And perhaps that’s where the ending of the film takes us to. A hopeful, not fairytale, but rather cathartically suiting ending. A rather decide-for-yourself ending, that perhaps is less about the instance of the outcome, on wether Cobb is in reality or dreaming, but rather on the actual outcome itself, on the fact that Cobb is content with being back with his kids no matter what reality it is, because wherever he is right now, he is with his kids, his home and his life, and to him, that is the reality he chooses to live in.
Personally, in the hey-ho contemplation of where Cobb is, I do believe he is back in real life. Yes, the spinning top totem starts to shake at the end, but also, that isn’t his totem, it was Mal’s, which he now claims for himself, but his totem was the wedding ring he wore on his finger, which wasn’t there at the end, which meant he wasn’t dreaming and was actually back in real life, having successfully completed the job and bringing Saito back. But what does matter most with the ending is that he is back with his kids and is content with that reality.

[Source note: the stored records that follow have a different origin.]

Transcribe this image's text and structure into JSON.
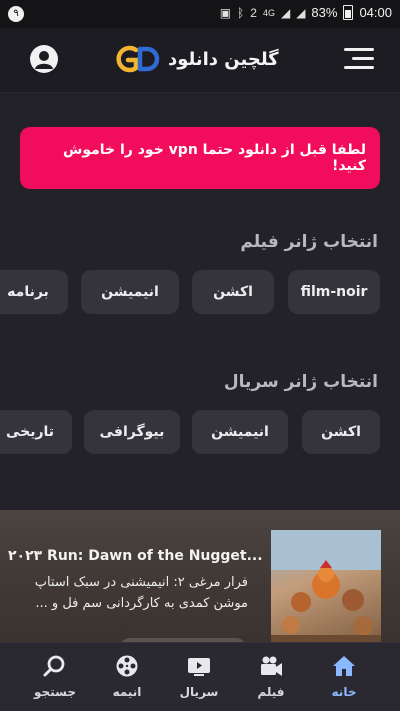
{
  "status_bar": {
    "notification_badge": "۹",
    "battery_percent": "83%",
    "time": "04:00",
    "sim_label": "2",
    "network_label": "4G"
  },
  "header": {
    "logo_text": "گلچین دانلود",
    "logo_mark": "GD"
  },
  "vpn_notice": "لطفا قبل از دانلود حتما vpn خود را خاموش کنید!",
  "movie_genres": {
    "title": "انتخاب ژانر فیلم",
    "items": [
      "film-noir",
      "اکشن",
      "انیمیشن",
      "برنامه"
    ]
  },
  "series_genres": {
    "title": "انتخاب ژانر سریال",
    "items": [
      "اکشن",
      "انیمیشن",
      "بیوگرافی",
      "تاریخی"
    ]
  },
  "featured": {
    "title": "۲۰۲۳ Run: Dawn of the Nugget...",
    "description": "فرار مرغی ۲: انیمیشنی در سبک استاپ موشن کمدی به کارگردانی سم فل و ..."
  },
  "bottom_nav": {
    "items": [
      {
        "label": "خانه",
        "icon": "home-icon",
        "active": true
      },
      {
        "label": "فیلم",
        "icon": "video-camera-icon",
        "active": false
      },
      {
        "label": "سریال",
        "icon": "tv-play-icon",
        "active": false
      },
      {
        "label": "انیمه",
        "icon": "film-reel-icon",
        "active": false
      },
      {
        "label": "جستجو",
        "icon": "search-icon",
        "active": false
      }
    ]
  },
  "colors": {
    "accent": "#f20c5c",
    "background": "#232229",
    "chip": "#35343b",
    "active_nav": "#8bb8ff"
  }
}
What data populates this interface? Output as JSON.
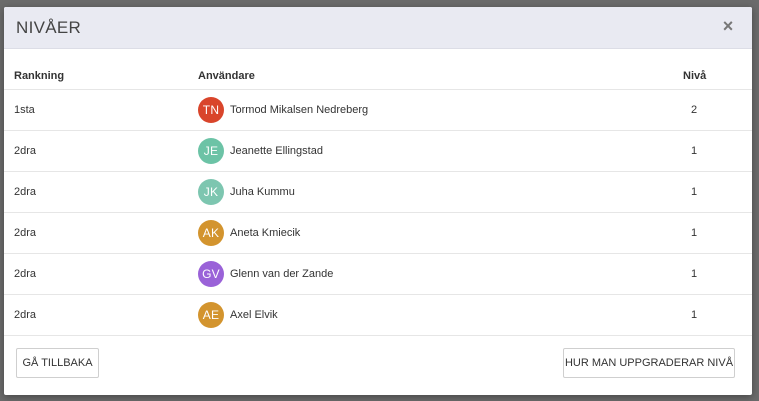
{
  "modal": {
    "title": "NIVÅER",
    "close_label": "×"
  },
  "table": {
    "headers": {
      "rank": "Rankning",
      "user": "Användare",
      "level": "Nivå"
    },
    "rows": [
      {
        "rank": "1sta",
        "initials": "TN",
        "name": "Tormod Mikalsen Nedreberg",
        "level": "2",
        "avatar_color": "#d9452b"
      },
      {
        "rank": "2dra",
        "initials": "JE",
        "name": "Jeanette Ellingstad",
        "level": "1",
        "avatar_color": "#6cc3a6"
      },
      {
        "rank": "2dra",
        "initials": "JK",
        "name": "Juha Kummu",
        "level": "1",
        "avatar_color": "#7dc6b0"
      },
      {
        "rank": "2dra",
        "initials": "AK",
        "name": "Aneta Kmiecik",
        "level": "1",
        "avatar_color": "#d3942e"
      },
      {
        "rank": "2dra",
        "initials": "GV",
        "name": "Glenn van der Zande",
        "level": "1",
        "avatar_color": "#9a62d8"
      },
      {
        "rank": "2dra",
        "initials": "AE",
        "name": "Axel Elvik",
        "level": "1",
        "avatar_color": "#d3942e"
      }
    ]
  },
  "buttons": {
    "back": "GÅ TILLBAKA",
    "upgrade": "HUR MAN UPPGRADERAR NIVÅ"
  }
}
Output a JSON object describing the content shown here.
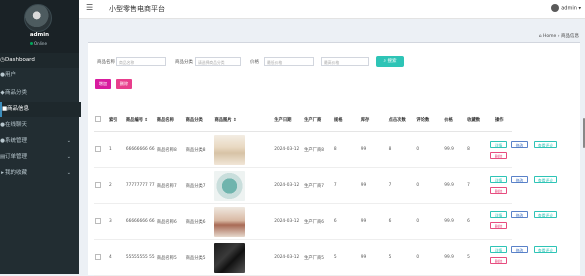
{
  "sidebar": {
    "user": {
      "name": "admin",
      "status": "Online"
    },
    "items": [
      {
        "label": "Dashboard",
        "icon": "dashboard-icon",
        "has_caret": false
      },
      {
        "label": "用户",
        "icon": "user-icon",
        "has_caret": false
      },
      {
        "label": "商品分类",
        "icon": "tags-icon",
        "has_caret": false
      },
      {
        "label": "商品信息",
        "icon": "box-icon",
        "has_caret": false
      },
      {
        "label": "在线聊天",
        "icon": "chat-icon",
        "has_caret": false
      },
      {
        "label": "系统管理",
        "icon": "settings-icon",
        "has_caret": true
      },
      {
        "label": "订单管理",
        "icon": "order-icon",
        "has_caret": true
      },
      {
        "label": "我的收藏",
        "icon": "star-icon",
        "has_caret": true
      }
    ]
  },
  "topbar": {
    "title": "小型零售电商平台",
    "user": "admin"
  },
  "breadcrumb": {
    "home": "Home",
    "current": "商品信息"
  },
  "filters": {
    "name_label": "商品名称",
    "name_placeholder": "商品名称",
    "category_label": "商品分类",
    "category_placeholder": "请选择商品分类",
    "price_label": "价格",
    "price_min_placeholder": "最低价格",
    "price_max_placeholder": "最高价格",
    "search_label": "搜索"
  },
  "actions": {
    "add": "增加",
    "delete": "删除"
  },
  "table": {
    "columns": [
      "",
      "索引",
      "商品编号",
      "商品名称",
      "商品分类",
      "商品图片",
      "",
      "生产日期",
      "生产厂商",
      "规格",
      "库存",
      "点击次数",
      "评论数",
      "价格",
      "收藏数",
      "操作"
    ],
    "rows": [
      {
        "index": "1",
        "code": "66666666 66",
        "name": "商品名称8",
        "category": "商品分类8",
        "image": "tea-set",
        "date": "2024-03-12",
        "maker": "生产厂商8",
        "spec": "8",
        "stock": "99",
        "clicks": "8",
        "comments": "0",
        "price": "99.9",
        "favorites": "8"
      },
      {
        "index": "2",
        "code": "77777777 77",
        "name": "商品名称7",
        "category": "商品分类7",
        "image": "green-gift",
        "date": "2024-03-12",
        "maker": "生产厂商7",
        "spec": "7",
        "stock": "99",
        "clicks": "7",
        "comments": "0",
        "price": "99.9",
        "favorites": "7"
      },
      {
        "index": "3",
        "code": "66666666 66",
        "name": "商品名称6",
        "category": "商品分类6",
        "image": "tea-cups",
        "date": "2024-03-12",
        "maker": "生产厂商6",
        "spec": "6",
        "stock": "99",
        "clicks": "6",
        "comments": "0",
        "price": "99.9",
        "favorites": "6"
      },
      {
        "index": "4",
        "code": "55555555 55",
        "name": "商品名称5",
        "category": "商品分类5",
        "image": "black-tube",
        "date": "2024-03-12",
        "maker": "生产厂商5",
        "spec": "5",
        "stock": "99",
        "clicks": "5",
        "comments": "0",
        "price": "99.9",
        "favorites": "5"
      }
    ],
    "row_actions": {
      "detail": "详情",
      "edit": "修改",
      "review": "查看评论",
      "delete": "删除"
    }
  },
  "colors": {
    "sidebar": "#222d32",
    "accent": "#2ec4b6",
    "pink": "#d81b9f"
  }
}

Perhaps with this message of content and final realisation of the self, Nolan is implying to us that we should focus on the present instead of living so far ahead with the future - that we should live in the moment instead of in the future that we so desperately are curious to explore in our human ambition because the present, this certain pointed dot in time is where we are at now, and that’s what should matter to us, the now, because c’est la vie.
Inception might as well be Nolan’s love letter to the human mind - our deep passions, our extensive ambitions, our unending imagination, our flaring creativity, our determination to far exceed our own limitations and boundaries, and the emotional complex that drives us with these human aspects of life. He has a deep love for humankind, and the idea of how far our limitations can be exceeded, and I think with Inception, he truly does justice to his love for our perception of the human self, and truly does act as an ode to our existence as beings who dare to aim higher and reach for the stars, and as such, Inception is a perfect companion piece to his magnum opus, Interstellar, a film that chronicles humankind’s ambition and our strive towards an evolved sense of discovery and exploration, far beyond our own lives and our own planets. If my instincts are right then there will be another film joining this trilogy of human ambition, evolution and exploration very soon so I truly can’t wait for that.

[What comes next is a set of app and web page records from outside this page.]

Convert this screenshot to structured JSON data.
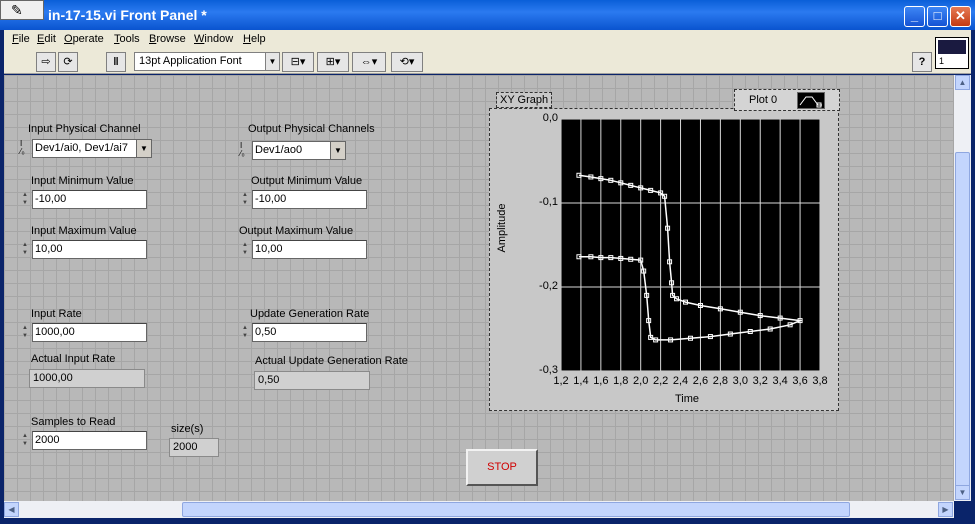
{
  "window": {
    "title": "in-17-15.vi Front Panel *",
    "colors": {
      "titlebar": "#0a5fd8",
      "panel": "#b8b8b8",
      "plot_bg": "#000000",
      "stop_text": "#d00000"
    }
  },
  "menu": [
    "File",
    "Edit",
    "Operate",
    "Tools",
    "Browse",
    "Window",
    "Help"
  ],
  "menu_underline": [
    "F",
    "E",
    "O",
    "T",
    "B",
    "W",
    "H"
  ],
  "toolbar": {
    "run_icon": "run-arrow-icon",
    "run_continuous_icon": "run-continuously-icon",
    "pause_icon": "pause-icon",
    "font": "13pt Application Font",
    "align_icon": "align-objects-icon",
    "distribute_icon": "distribute-objects-icon",
    "resize_icon": "resize-objects-icon",
    "reorder_icon": "reorder-icon",
    "help_label": "?",
    "vi_icon_number": "1"
  },
  "controls": {
    "input_channel": {
      "label": "Input Physical Channel",
      "value": "Dev1/ai0, Dev1/ai7"
    },
    "output_channel": {
      "label": "Output Physical Channels",
      "value": "Dev1/ao0"
    },
    "input_min": {
      "label": "Input Minimum Value",
      "value": "-10,00"
    },
    "output_min": {
      "label": "Output Minimum Value",
      "value": "-10,00"
    },
    "input_max": {
      "label": "Input Maximum Value",
      "value": "10,00"
    },
    "output_max": {
      "label": "Output Maximum Value",
      "value": "10,00"
    },
    "input_rate": {
      "label": "Input Rate",
      "value": "1000,00"
    },
    "update_rate": {
      "label": "Update Generation Rate",
      "value": "0,50"
    },
    "actual_input_rate": {
      "label": "Actual Input Rate",
      "value": "1000,00"
    },
    "actual_update_rate": {
      "label": "Actual Update Generation Rate",
      "value": "0,50"
    },
    "samples": {
      "label": "Samples to Read",
      "value": "2000"
    },
    "size": {
      "label": "size(s)",
      "value": "2000"
    }
  },
  "graph": {
    "caption": "XY Graph",
    "legend_name": "Plot 0",
    "xlabel": "Time",
    "ylabel": "Amplitude"
  },
  "chart_data": {
    "type": "scatter",
    "xlabel": "Time",
    "ylabel": "Amplitude",
    "xlim": [
      1.2,
      3.8
    ],
    "ylim": [
      -0.3,
      0.0
    ],
    "x_ticks": [
      "1,2",
      "1,4",
      "1,6",
      "1,8",
      "2,0",
      "2,2",
      "2,4",
      "2,6",
      "2,8",
      "3,0",
      "3,2",
      "3,4",
      "3,6",
      "3,8"
    ],
    "y_ticks": [
      "0,0",
      "-0,1",
      "-0,2",
      "-0,3"
    ],
    "grid": true,
    "series": [
      {
        "name": "Plot 0",
        "color": "#ffffff",
        "x": [
          1.38,
          1.5,
          1.6,
          1.7,
          1.8,
          1.9,
          2.0,
          2.1,
          2.2,
          2.24,
          2.27,
          2.29,
          2.31,
          2.32,
          2.36,
          2.45,
          2.6,
          2.8,
          3.0,
          3.2,
          3.4,
          3.6,
          3.5,
          3.3,
          3.1,
          2.9,
          2.7,
          2.5,
          2.3,
          2.15,
          2.1,
          2.08,
          2.06,
          2.03,
          2.0,
          1.9,
          1.8,
          1.7,
          1.6,
          1.5,
          1.38
        ],
        "y": [
          -0.067,
          -0.069,
          -0.071,
          -0.073,
          -0.076,
          -0.079,
          -0.082,
          -0.085,
          -0.088,
          -0.092,
          -0.13,
          -0.17,
          -0.195,
          -0.21,
          -0.214,
          -0.218,
          -0.222,
          -0.226,
          -0.23,
          -0.234,
          -0.237,
          -0.24,
          -0.245,
          -0.25,
          -0.253,
          -0.256,
          -0.259,
          -0.261,
          -0.263,
          -0.263,
          -0.26,
          -0.24,
          -0.21,
          -0.181,
          -0.168,
          -0.167,
          -0.166,
          -0.165,
          -0.165,
          -0.164,
          -0.164
        ]
      }
    ]
  },
  "stop_label": "STOP"
}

But on the final note of Inception, let’s dare to dream, dream big and aim higher than we know we can go, because that’s how we go as far as we can, and how we flow with the bouts of out natural human instinct to be ambitious and to explore far beyond our own lifespans (yes, a quote form my favourite Nolan film which is also my favourite film in general). Dream, that’s where we strive as humans, in our emotions, in our ambition. As Eames says here, “Don’t be afraid to dream a little bigger, darling.”